(Kansas City, Mo. – May 16, 2016) The Kansas City Area Transportation Authority won top national honors this weekend for its efforts to bolster bus safety on the road and protect bus passengers and operators from assaults.
The American Public Transportation Association, the country’s top transit advocacy group, gave the KCATA both its Gold Award for Safety and its Gold Award for Security. The KCATA won the award in the category for transit agencies with between 4 million and 20 million annual passenger trips.
“We are honored that our work in safety and security has been recognized nationally,” said Robbie Makinen, the authority’s president and chief executive officer. “This award demonstrates the KCATA doesn’t just talk about safety and security – it acts. Safety and security are the KCATA’s top priorities.”
The KCATA won the safety award for a program phased in since 2013 that was aimed at reducing bus accidents. The program emphasized the five ‘Es:’ engineering, education, enforcement, encouragement and evaluation. Among other things, the KCATA fitted its bus fleet with accelerometers to better follow driving behaviors.
The authority also adopted new policies that toughened the possible consequences regarding cell phone use, distracted driving, and yielding to pedestrians at crosswalks.
As a result, the agency’s bus crash rate dropped in 2015, for the first time in 3 years.
The KCATA also won the public transportation’s association Gold Award for steps it’s taken to keep operators and riders safe on the bus system.
Earlier this year, the KCATA signed an agreement with the Kansas City Police Department to hire two full-time uniformed transit officers to complement 39 off-duty police officers who patrol the bus system. The full-time officers – who are in police uniforms and patrol cars – give the KCATA the ability to immediately respond to incidents whenever they arise, whether it’s on a bus, a transit stop or on agency property.
The authority established new rules imposing bans for passenger misconduct. The rules ban passengers for physical abuse of KCATA employees or customers, indecent exposure and disruptive behavior endangering the operation of the bus, among other factors. Six people have already been barred from the bus in Kansas City.

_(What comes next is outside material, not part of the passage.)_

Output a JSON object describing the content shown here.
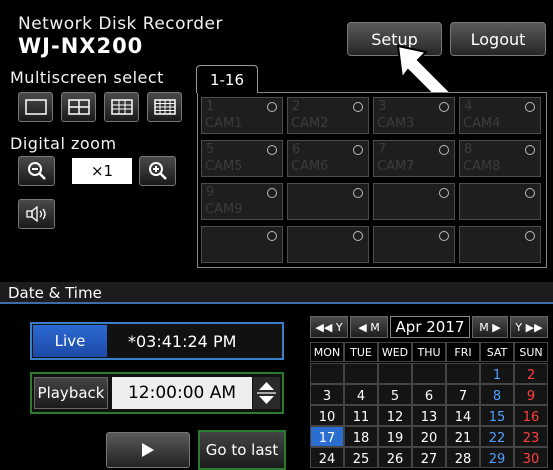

The KCATA also stresses safety training to avoid conflicts. Last year, the KCATA sent 460 operators through assault prevention and conflict-resolution training offered by Rutgers University’s National Training Institute. The KCATA was the first agency in the nation to take part in the training. The course helped drivers identify when they might be most vulnerable and how they can defuse an explosive situation with an angry passenger.